ACTIVITY
Please restate every line below exactly, without any pictures.

DATA EXTRACTS
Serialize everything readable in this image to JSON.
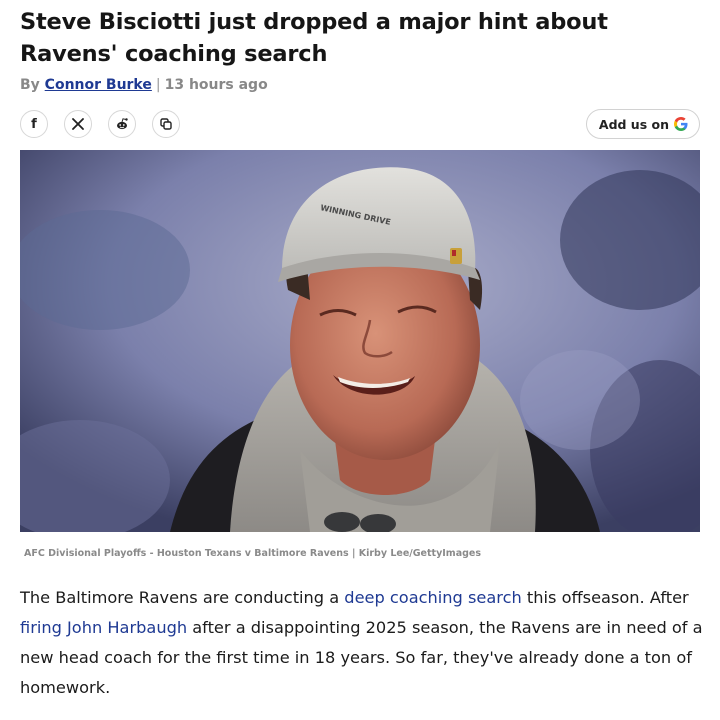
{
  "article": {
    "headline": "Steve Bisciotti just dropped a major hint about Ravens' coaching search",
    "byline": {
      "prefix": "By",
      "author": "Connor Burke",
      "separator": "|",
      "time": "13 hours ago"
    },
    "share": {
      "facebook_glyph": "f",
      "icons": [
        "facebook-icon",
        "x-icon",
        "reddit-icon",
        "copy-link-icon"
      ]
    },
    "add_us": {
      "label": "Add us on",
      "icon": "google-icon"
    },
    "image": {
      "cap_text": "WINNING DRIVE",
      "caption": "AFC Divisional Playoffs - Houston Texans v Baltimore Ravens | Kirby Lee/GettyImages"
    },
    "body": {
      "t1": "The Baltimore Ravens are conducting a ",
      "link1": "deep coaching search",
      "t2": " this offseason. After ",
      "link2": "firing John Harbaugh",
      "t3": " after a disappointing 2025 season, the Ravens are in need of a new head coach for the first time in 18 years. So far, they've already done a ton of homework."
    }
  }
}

RESPONSE BOX
Serialize everything readable in this image to JSON.
{
  "article": {
    "headline": "Steve Bisciotti just dropped a major hint about Ravens' coaching search",
    "byline": {
      "prefix": "By",
      "author": "Connor Burke",
      "separator": "|",
      "time": "13 hours ago"
    },
    "share": {
      "facebook_glyph": "f",
      "icons": [
        "facebook-icon",
        "x-icon",
        "reddit-icon",
        "copy-link-icon"
      ]
    },
    "add_us": {
      "label": "Add us on",
      "icon": "google-icon"
    },
    "image": {
      "cap_text": "WINNING DRIVE",
      "caption": "AFC Divisional Playoffs - Houston Texans v Baltimore Ravens | Kirby Lee/GettyImages"
    },
    "body": {
      "t1": "The Baltimore Ravens are conducting a ",
      "link1": "deep coaching search",
      "t2": " this offseason. After ",
      "link2": "firing John Harbaugh",
      "t3": " after a disappointing 2025 season, the Ravens are in need of a new head coach for the first time in 18 years. So far, they've already done a ton of homework."
    }
  }
}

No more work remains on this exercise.